Segment Open

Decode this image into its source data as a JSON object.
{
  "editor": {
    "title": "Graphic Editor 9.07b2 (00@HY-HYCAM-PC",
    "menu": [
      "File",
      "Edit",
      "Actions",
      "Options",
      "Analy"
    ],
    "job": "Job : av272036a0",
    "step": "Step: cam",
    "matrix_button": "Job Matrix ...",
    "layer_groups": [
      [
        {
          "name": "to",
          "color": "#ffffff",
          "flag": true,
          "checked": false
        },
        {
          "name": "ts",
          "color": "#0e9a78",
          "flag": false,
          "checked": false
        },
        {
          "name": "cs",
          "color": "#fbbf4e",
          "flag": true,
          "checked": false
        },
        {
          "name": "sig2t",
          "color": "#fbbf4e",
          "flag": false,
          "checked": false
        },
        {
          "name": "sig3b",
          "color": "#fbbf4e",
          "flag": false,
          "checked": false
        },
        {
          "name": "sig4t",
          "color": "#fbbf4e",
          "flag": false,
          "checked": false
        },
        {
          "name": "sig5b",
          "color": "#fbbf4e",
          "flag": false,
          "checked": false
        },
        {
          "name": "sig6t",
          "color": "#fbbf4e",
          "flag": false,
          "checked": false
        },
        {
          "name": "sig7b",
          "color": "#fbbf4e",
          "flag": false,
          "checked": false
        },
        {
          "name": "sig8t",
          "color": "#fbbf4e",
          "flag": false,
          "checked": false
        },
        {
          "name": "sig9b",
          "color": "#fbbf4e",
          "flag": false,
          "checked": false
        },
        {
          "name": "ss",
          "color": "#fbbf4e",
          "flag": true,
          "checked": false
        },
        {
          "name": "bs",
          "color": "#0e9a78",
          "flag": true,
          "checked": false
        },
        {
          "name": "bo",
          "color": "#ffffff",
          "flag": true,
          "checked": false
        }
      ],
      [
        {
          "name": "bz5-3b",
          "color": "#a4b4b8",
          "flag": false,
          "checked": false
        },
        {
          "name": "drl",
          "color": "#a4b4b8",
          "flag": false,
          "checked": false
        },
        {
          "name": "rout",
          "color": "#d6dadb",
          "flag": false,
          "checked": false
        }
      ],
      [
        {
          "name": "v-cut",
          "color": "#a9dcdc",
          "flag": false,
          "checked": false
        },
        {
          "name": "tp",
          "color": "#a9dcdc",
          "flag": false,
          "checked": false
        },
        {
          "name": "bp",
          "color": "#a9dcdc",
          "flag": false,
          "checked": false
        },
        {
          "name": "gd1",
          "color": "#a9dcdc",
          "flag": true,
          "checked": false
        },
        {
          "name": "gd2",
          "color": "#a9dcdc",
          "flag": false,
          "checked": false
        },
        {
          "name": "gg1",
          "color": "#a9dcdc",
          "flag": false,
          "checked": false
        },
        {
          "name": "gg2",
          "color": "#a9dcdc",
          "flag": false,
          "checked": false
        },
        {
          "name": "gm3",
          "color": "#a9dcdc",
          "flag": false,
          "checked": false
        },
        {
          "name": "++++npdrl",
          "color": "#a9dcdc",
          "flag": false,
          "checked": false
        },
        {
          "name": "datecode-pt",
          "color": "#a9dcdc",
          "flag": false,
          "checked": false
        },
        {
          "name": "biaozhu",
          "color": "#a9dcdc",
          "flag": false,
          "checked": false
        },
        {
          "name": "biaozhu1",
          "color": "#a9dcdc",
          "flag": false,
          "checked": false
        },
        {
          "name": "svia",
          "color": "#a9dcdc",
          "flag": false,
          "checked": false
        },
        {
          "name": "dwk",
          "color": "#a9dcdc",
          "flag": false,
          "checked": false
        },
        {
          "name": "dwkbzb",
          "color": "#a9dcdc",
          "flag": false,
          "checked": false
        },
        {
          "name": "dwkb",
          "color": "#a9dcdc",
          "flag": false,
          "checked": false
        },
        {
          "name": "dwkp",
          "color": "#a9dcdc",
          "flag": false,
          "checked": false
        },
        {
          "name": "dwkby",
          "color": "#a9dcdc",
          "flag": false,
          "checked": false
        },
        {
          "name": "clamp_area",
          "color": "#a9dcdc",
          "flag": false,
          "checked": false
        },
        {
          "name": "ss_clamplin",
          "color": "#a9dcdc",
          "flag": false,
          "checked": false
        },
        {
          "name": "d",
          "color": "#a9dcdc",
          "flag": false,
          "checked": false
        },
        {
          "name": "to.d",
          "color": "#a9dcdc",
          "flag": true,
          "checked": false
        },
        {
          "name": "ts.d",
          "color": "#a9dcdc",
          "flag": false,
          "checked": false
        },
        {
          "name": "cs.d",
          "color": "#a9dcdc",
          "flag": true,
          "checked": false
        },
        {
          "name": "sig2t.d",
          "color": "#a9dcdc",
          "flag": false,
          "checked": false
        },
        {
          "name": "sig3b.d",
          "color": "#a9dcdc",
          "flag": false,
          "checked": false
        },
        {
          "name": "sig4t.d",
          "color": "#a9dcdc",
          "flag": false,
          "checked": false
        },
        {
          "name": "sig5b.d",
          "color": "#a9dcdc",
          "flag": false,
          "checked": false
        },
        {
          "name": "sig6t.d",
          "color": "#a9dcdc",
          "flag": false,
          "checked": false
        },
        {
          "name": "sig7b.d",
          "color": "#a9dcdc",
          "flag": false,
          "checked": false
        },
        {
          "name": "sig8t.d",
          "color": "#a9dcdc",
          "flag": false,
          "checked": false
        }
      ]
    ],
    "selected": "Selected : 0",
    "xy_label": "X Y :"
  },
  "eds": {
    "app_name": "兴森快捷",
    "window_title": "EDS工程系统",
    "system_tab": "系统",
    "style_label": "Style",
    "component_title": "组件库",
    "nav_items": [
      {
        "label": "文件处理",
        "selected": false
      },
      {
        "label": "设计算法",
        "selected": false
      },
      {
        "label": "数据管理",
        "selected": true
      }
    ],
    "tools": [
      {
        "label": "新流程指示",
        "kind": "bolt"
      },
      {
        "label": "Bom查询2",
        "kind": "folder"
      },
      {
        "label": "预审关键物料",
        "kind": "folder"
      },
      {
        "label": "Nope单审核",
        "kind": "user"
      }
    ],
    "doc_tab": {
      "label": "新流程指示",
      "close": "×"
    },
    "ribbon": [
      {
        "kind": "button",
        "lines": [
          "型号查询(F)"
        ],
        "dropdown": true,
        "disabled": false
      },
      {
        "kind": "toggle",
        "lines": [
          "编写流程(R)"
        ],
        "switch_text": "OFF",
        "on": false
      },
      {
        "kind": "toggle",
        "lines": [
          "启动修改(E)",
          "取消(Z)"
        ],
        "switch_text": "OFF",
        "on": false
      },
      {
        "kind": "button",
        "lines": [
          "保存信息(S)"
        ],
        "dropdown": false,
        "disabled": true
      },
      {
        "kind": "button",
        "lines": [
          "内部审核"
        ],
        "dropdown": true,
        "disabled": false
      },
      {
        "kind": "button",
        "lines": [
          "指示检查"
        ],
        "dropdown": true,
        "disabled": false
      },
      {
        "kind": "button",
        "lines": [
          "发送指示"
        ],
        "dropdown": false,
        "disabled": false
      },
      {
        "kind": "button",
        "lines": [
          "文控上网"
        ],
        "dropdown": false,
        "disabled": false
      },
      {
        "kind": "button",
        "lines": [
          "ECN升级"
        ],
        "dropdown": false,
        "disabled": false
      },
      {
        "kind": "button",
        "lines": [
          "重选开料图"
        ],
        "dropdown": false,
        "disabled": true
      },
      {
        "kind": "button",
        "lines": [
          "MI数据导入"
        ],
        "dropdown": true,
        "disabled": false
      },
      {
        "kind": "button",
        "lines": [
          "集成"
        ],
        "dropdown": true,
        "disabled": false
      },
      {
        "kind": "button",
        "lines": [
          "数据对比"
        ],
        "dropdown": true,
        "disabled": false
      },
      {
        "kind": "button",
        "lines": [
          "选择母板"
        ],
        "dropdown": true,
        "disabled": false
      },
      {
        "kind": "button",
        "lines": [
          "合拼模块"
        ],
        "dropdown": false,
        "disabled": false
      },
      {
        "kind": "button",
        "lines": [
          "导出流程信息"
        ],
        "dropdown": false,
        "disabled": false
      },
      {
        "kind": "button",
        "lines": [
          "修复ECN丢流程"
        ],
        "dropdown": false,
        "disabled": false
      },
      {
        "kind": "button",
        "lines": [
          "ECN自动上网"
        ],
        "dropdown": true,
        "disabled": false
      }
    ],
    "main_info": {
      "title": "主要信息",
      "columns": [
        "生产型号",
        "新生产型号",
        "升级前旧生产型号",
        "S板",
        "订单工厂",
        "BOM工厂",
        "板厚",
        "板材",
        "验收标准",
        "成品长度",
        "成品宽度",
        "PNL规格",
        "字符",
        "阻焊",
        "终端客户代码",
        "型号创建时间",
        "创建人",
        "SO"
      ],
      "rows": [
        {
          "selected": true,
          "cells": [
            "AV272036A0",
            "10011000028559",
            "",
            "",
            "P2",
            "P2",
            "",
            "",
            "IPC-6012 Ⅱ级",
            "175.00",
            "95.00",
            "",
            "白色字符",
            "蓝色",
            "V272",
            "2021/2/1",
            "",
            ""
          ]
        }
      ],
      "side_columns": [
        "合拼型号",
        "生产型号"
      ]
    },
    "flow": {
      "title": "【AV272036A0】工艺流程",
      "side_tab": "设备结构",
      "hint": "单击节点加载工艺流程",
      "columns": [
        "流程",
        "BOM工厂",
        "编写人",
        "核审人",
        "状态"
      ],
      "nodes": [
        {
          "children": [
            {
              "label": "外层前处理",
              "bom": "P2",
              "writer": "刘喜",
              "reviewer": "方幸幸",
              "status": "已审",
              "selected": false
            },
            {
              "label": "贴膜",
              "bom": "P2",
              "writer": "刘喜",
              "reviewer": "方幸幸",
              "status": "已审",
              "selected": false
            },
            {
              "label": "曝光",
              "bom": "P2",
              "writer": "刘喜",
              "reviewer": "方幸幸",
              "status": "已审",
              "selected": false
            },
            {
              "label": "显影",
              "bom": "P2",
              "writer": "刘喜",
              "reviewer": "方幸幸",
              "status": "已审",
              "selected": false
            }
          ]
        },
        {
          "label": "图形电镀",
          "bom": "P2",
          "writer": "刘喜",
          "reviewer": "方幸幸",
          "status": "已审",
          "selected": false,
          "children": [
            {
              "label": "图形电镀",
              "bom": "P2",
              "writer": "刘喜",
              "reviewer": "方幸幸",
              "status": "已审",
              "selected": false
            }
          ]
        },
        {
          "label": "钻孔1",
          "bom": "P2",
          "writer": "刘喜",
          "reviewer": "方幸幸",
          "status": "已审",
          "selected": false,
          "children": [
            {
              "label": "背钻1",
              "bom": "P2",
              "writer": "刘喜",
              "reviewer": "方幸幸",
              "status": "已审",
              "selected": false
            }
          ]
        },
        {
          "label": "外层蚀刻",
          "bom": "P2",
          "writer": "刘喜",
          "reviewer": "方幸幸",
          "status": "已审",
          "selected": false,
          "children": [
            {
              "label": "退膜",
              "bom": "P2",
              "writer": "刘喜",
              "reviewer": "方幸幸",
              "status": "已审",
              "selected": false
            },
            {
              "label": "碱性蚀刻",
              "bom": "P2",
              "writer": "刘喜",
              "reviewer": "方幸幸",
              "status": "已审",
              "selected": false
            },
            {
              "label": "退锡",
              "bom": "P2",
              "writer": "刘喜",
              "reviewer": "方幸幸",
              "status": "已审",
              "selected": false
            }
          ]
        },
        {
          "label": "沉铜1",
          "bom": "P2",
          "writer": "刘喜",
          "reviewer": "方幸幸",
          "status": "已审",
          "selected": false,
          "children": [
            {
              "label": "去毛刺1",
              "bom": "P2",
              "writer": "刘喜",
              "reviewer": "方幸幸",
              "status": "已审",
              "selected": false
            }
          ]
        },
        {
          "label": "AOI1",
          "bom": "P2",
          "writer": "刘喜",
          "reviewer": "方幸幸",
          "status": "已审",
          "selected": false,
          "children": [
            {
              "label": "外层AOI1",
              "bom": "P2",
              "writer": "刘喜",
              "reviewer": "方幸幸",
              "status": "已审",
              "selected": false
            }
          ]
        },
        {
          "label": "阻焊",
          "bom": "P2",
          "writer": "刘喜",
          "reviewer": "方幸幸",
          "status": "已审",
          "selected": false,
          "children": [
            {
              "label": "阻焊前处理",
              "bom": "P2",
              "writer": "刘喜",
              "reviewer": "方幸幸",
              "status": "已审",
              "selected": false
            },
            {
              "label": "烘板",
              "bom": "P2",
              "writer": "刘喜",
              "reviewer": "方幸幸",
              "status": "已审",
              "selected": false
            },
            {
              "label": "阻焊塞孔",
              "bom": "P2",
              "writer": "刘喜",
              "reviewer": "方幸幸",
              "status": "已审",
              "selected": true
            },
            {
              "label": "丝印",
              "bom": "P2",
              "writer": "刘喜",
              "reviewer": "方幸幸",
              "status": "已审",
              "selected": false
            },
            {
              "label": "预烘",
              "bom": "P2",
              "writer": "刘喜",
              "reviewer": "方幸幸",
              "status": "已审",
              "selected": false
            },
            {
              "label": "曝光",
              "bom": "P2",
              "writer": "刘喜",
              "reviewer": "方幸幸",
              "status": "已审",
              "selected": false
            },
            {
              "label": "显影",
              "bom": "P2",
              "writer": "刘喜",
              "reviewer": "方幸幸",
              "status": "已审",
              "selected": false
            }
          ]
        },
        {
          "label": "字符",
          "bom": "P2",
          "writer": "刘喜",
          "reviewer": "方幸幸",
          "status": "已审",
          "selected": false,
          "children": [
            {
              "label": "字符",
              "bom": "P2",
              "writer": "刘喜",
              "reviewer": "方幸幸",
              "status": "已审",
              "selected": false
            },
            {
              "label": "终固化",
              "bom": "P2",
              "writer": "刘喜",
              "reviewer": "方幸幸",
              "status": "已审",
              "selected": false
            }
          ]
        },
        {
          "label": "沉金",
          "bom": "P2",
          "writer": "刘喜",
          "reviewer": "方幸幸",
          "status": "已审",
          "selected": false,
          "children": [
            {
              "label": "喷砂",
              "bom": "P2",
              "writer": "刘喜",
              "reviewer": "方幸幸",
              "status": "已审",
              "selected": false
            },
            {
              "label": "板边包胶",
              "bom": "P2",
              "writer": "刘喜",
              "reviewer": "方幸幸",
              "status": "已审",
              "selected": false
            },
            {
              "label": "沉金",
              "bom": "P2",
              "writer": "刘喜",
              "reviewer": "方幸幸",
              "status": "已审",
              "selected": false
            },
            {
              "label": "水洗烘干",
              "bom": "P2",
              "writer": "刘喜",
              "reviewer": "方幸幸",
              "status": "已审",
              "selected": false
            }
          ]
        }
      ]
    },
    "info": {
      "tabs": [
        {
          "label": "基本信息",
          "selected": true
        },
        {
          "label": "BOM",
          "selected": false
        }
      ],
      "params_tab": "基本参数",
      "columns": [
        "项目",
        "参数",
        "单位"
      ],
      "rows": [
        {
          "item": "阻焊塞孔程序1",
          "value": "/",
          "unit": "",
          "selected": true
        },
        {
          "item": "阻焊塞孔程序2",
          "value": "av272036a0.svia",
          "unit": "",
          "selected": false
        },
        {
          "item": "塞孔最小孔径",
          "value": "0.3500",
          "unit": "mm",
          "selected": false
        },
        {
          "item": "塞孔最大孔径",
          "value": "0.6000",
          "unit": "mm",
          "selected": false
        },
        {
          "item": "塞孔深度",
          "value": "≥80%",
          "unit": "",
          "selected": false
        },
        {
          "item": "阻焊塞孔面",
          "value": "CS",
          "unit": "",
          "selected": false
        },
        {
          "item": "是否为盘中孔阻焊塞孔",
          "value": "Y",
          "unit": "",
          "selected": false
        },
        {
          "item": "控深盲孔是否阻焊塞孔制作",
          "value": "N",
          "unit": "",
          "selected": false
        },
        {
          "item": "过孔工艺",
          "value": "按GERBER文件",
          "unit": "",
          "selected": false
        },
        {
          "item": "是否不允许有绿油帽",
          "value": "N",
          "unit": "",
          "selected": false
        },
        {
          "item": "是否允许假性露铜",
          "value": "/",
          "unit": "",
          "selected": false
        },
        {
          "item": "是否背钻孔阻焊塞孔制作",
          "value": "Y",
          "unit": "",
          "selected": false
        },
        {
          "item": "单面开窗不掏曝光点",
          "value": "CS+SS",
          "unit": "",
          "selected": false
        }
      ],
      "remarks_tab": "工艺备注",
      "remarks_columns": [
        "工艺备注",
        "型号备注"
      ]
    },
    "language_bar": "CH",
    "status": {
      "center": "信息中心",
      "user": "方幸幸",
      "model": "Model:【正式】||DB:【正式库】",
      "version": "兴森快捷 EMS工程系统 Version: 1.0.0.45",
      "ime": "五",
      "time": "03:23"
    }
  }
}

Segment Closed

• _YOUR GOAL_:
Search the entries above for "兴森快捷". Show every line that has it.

• _ANSWER TO THIS EXERCISE_:
    "app_name": "兴森快捷",
      "version": "兴森快捷 EMS工程系统 Version: 1.0.0.45",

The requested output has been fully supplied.